Just offshore gulls crowd onto a shrinking gravel bar. I measure the progress of the tidal flood by the number of gulls forced to flight. The remaining gulls lift off in a group, moaning and complaining about the thoughtless tide, forgetting that soon they will feast and fight over food that it will leave behind.
A cloud of fussing gulls flies over two seals that splash and swim around each other. One of the seals appears to climb up on the back of the other. Is this a frolic or something more serious? Are the voyeuristic gulls invading the privacy of the seals while they try to mate? It’s way too early in the year for seal sex in normal times. But we rarely, if ever, have 60 degree F. temperatures on a mid-March day. Is climate change changing everything?
The wolves around Juneau are usually black, not white or grey. As Aki and I approach the Eagle River, I see what looks like a black wolf scampering up and over a snow bank. It disappears before I can turn on the camera. Following in its tracks, we reach the edge of a meadow. Thinking that I saw a dog, I expect to see the big canine trotting down the river along with its owner. But only pans of broken river ice dot the grass. Later I will find an isolated line of tracks crossing into the woods.
A harbor seal swims past in the river current. It stares at the little dog and then disappears under the water. Then a raven flies over our heads and lands on a snow bank. It takes what I can only describe as a snow bath: digging out chunks of snow with its beak and tossing them onto its back, then rolling over and over on the snow. It then tumbles down the snow bank like a child rolling down a grassy slope.

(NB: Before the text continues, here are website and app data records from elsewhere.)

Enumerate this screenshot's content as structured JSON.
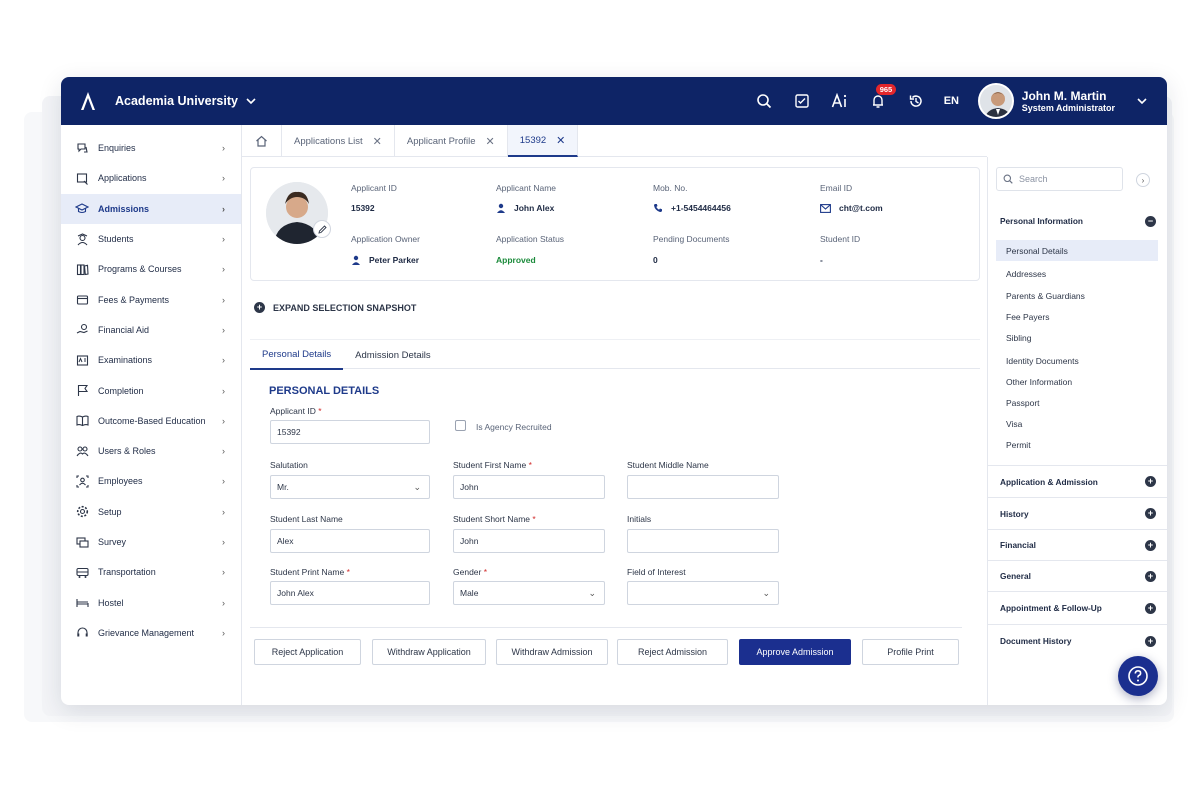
{
  "brand": {
    "name": "Academia University"
  },
  "header": {
    "lang": "EN",
    "notification_count": "965"
  },
  "user": {
    "name": "John M. Martin",
    "role": "System Administrator"
  },
  "sidebar": {
    "items": [
      {
        "label": "Enquiries",
        "icon": "enquiry-icon"
      },
      {
        "label": "Applications",
        "icon": "applications-icon"
      },
      {
        "label": "Admissions",
        "icon": "graduation-cap-icon",
        "active": true
      },
      {
        "label": "Students",
        "icon": "students-icon"
      },
      {
        "label": "Programs & Courses",
        "icon": "books-icon"
      },
      {
        "label": "Fees & Payments",
        "icon": "wallet-icon"
      },
      {
        "label": "Financial Aid",
        "icon": "hand-coin-icon"
      },
      {
        "label": "Examinations",
        "icon": "exam-icon"
      },
      {
        "label": "Completion",
        "icon": "flag-icon"
      },
      {
        "label": "Outcome-Based Education",
        "icon": "book-icon"
      },
      {
        "label": "Users & Roles",
        "icon": "users-icon"
      },
      {
        "label": "Employees",
        "icon": "employee-icon"
      },
      {
        "label": "Setup",
        "icon": "gear-icon"
      },
      {
        "label": "Survey",
        "icon": "survey-icon"
      },
      {
        "label": "Transportation",
        "icon": "bus-icon"
      },
      {
        "label": "Hostel",
        "icon": "bed-icon"
      },
      {
        "label": "Grievance Management",
        "icon": "headset-icon"
      }
    ]
  },
  "tabs": [
    {
      "label": "Applications List"
    },
    {
      "label": "Applicant Profile"
    },
    {
      "label": "15392",
      "active": true
    }
  ],
  "profile": {
    "applicant_id_label": "Applicant ID",
    "applicant_id": "15392",
    "applicant_name_label": "Applicant Name",
    "applicant_name": "John Alex",
    "mob_label": "Mob. No.",
    "mob": "+1-5454464456",
    "email_label": "Email ID",
    "email": "cht@t.com",
    "owner_label": "Application Owner",
    "owner": "Peter Parker",
    "status_label": "Application Status",
    "status": "Approved",
    "pending_label": "Pending Documents",
    "pending": "0",
    "student_id_label": "Student ID",
    "student_id": "-"
  },
  "expand_label": "EXPAND SELECTION SNAPSHOT",
  "subtabs": [
    {
      "label": "Personal Details",
      "active": true
    },
    {
      "label": "Admission Details"
    }
  ],
  "form": {
    "section_title": "PERSONAL DETAILS",
    "applicant_id_label": "Applicant ID",
    "applicant_id": "15392",
    "agency_label": "Is Agency Recruited",
    "salutation_label": "Salutation",
    "salutation": "Mr.",
    "first_name_label": "Student First Name",
    "first_name": "John",
    "middle_name_label": "Student Middle Name",
    "middle_name": "",
    "last_name_label": "Student Last Name",
    "last_name": "Alex",
    "short_name_label": "Student Short Name",
    "short_name": "John",
    "initials_label": "Initials",
    "initials": "",
    "print_name_label": "Student Print Name",
    "print_name": "John Alex",
    "gender_label": "Gender",
    "gender": "Male",
    "interest_label": "Field of Interest",
    "interest": "",
    "required_mark": "*"
  },
  "actions": {
    "reject_application": "Reject Application",
    "withdraw_application": "Withdraw Application",
    "withdraw_admission": "Withdraw Admission",
    "reject_admission": "Reject Admission",
    "approve_admission": "Approve Admission",
    "profile_print": "Profile Print"
  },
  "right_panel": {
    "search_placeholder": "Search",
    "personal_info": "Personal Information",
    "personal_items": [
      {
        "label": "Personal Details",
        "active": true
      },
      {
        "label": "Addresses"
      },
      {
        "label": "Parents & Guardians"
      },
      {
        "label": "Fee Payers"
      },
      {
        "label": "Sibling"
      },
      {
        "label": "Identity Documents"
      },
      {
        "label": "Other Information"
      },
      {
        "label": "Passport"
      },
      {
        "label": "Visa"
      },
      {
        "label": "Permit"
      }
    ],
    "sections": [
      {
        "label": "Application & Admission"
      },
      {
        "label": "History"
      },
      {
        "label": "Financial"
      },
      {
        "label": "General"
      },
      {
        "label": "Appointment & Follow-Up"
      },
      {
        "label": "Document History"
      }
    ]
  },
  "colors": {
    "navy": "#0e2466",
    "primary": "#1b2f8f",
    "approved": "#1a8a3a"
  }
}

I feel an urge to rate our interactions with the three citizens of nature. Wolf sighting are valuable because they are rare, so rare that I can’t believe that I saw one today. The deep sadness of the seal’s stare haunts me. But the goofy antics of the raven made my day.
Today Aki will make an odyssey along a crescent shaped beach where she will see many strange things.
She will walk on an empty beach, passing a stream mouth full of bathing gulls. Other gulls will fly far over water to join them. A pair of mallard ducks will be tempted by the commotion but will paddle away when they discover there is no food.
The same pair of mallards will dance in a tight circle until the drake rides like a fuzzy chick on the hen’s back. Aki will wonder if they are mating as all but the head of the hen disappears under the weight of her dude.
Seas normally fractured in winter will remain calm, its surface like satin.
Western grebes will pass in threes, harlequins in groups of five. A harbor seal will creep with feet of two harlequins and then swim past them. He will pursue a raft of golden eye ducks until they reach water too shallow for a seal to swim.
The little dog will reach the car dry even though she passed through a light rain to get there.